Metals have a number of physical properties which make them useful to us in society, and which you will be familiar with from everyday experience. By considering the structure and bonding of metals which you have studied, we can explain these properties.
Metals are strong, with high melting and boiling points
Metals have high melting and boiling points as a result of the strong electrostatic attraction between the positively charged metal ions (we call positively charged ions cations), and sea of delocalised electrons. A great deal of heat energy is required to overcome this strong electrostatic attraction, which gives metals their high melting and boiling points.
Metals conduct electricity
The delocalised electrons in the metal are free to move throughout the entire structure. When attached to an electrical power source, this means the metal can conduct electricity.
Metals are workable
Metals have a crystal lattice, where the cations are arranged in a regular array. This means that when a large force is applied to a metal, the particles slide over each other (keeping their regular arrangement), and stay in their new positions.
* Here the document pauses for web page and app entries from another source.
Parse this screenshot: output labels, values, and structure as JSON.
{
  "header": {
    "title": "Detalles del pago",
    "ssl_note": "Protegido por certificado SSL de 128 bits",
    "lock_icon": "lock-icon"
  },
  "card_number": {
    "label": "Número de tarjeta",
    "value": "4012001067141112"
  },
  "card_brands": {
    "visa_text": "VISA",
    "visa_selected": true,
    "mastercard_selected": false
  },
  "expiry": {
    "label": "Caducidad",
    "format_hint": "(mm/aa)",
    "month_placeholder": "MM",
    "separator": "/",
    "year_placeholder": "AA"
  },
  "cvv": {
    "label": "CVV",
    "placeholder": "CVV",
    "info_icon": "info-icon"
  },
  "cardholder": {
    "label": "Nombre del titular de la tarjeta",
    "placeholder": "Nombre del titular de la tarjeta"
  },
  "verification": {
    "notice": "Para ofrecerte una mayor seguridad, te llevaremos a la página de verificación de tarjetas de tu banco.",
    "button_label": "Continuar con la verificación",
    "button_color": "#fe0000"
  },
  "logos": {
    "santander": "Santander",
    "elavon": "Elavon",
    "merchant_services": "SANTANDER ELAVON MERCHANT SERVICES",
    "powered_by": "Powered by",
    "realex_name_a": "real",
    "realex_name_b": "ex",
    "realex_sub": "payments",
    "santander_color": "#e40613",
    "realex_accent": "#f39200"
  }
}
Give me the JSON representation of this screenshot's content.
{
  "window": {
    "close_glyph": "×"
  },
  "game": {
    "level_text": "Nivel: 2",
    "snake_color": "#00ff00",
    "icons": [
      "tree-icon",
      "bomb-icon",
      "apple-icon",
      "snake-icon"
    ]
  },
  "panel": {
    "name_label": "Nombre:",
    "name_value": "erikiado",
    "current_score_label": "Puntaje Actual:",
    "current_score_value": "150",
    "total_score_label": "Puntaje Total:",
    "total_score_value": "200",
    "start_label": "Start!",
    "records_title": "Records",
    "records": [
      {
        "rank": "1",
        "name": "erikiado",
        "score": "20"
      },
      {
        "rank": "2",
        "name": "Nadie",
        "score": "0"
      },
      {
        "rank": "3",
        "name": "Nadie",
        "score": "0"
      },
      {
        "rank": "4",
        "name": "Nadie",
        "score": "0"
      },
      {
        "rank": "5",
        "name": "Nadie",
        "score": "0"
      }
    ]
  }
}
Metals are normally easy to shape since this regular packing allows ions to slide over each other. Metals are therefore said to be malleable (easily beaten into shape), and ductile (easily pulled out into wires).